Ana England, a former NKU professor and acclaimed ceramics artist, is the subject of a solo exhibition at the Cincinnati Art Museum featuring pieces that span across 20 years. Primarily large, ceramic-based sculptures, her body of work melds elements of metal and wood together, scattering them throughout.
After viewing her work, she hopes audiences leave with an expanded idea of her exhibit’s namesake: Ana England: Kinship.
England led the ceramics program at NKU throughout three decades and is married to current NKU Sculpture Director Steven Finkie. She was granted emeritus status–an honorary standing that indicates a successful teaching career–In 2016 after retiring from the university.
Cincinnati Art Museum Curator Amy Dehan noted that England’s work didn’t stop after retirement. The two met through a raku pottery demonstration that England hosted at NKU alongside the American Ceramics Circle.
Raku is a Japanese style of pottery loved for its unpredictable outcomes; the piece is fired at a low temperature then put into a container with combustible materials, like sawdust or paper. From there, unique impressions and colors ignite on the surface of the piece due to the heat. Dehan was impressed by England, and the two have kept in touch ever since.
England’s Night Sky Spiral II consists of numerous black ceramic disks with white raku embellishment and is arranged in a swirling s-like wave on the wall, alluding to the spiraling of galaxies. The piece was commissioned by the museum back in 2003 to hang permanently in the cafe. The cathartic style of raku reflects the nature of the universe in events like supernovas, earthquakes, or volcanic eruptions.
A year ago, Dehan says the two began to discuss putting on the Kinship exhibit. England then created two new works to tie her show together.
According to Dehan, England is a joy to work with because of her discipline, attention to craft and drive that manifests itself in creative goals.
The earliest piece in the collection, Spatially Expanded, was made in 1995 when England was trying to understand Einstein’s theory of general relativity. It consists of three large disks of bowl-like plywood, bisecting ceramic globes.
During the creative process, she was met with more questions. She wants others to question their worldly experiences as well.
“Look. Observe. Keep an open mind,” England said. “I want people to be where they are and to look around and to see the cloud, or see that caterpillar over there crawling and wonder what it is.”
This relationship between observation and curiosity continues throughout her work, along with the thread of “kinship”.
“I think that sometimes humans feel we are separate from nature,” she cautioned, ”But we aren’t, and if we continue thinking that way, we do so at our own peril.
The vein of familiarity or a larger sense of family is exemplified in England’s See, 2013, a ceramic half-sphere with eyes from many species peering through hexagonal honeycombs.
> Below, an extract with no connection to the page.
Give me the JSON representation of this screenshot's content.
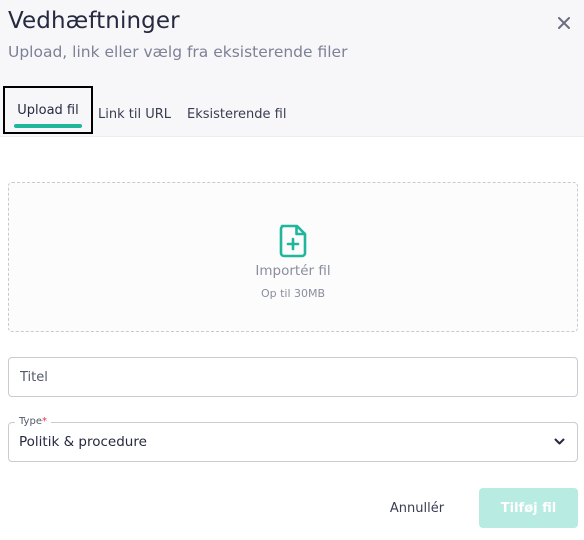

In Self-Portrait With Ancestors, 1998, she shares her sense of unity with all living things, through assembling a massive humanoid figure composed of many different animal bones fashioned from porcelain.
Her work is technically sophisticated but maintains a sense of simplicity. England plays with macro vs. micro scale, juxtaposing different elements of nature against each other.
For example, she compares macro hurricane radar patterns to micro thumbprints in Shared Identity, 2016, and when looking side by side they appear more similar than different. She hopes this message of shared identity seeps into the hearts of audiences.
”[‘Kinship’ is] not just the people who are related to us, or part of our tribe, or part of our religion,” England explained, “But all the beings of the earth share kinship with each other. I’m hoping if we understand that kinship, that we will respect each other more, that we won’t be afraid of each other and that we will be kinder.”
The exhibit opened on Sept. 8 and will be on display until March 4, courtesy of the Cincinnati Art Museum.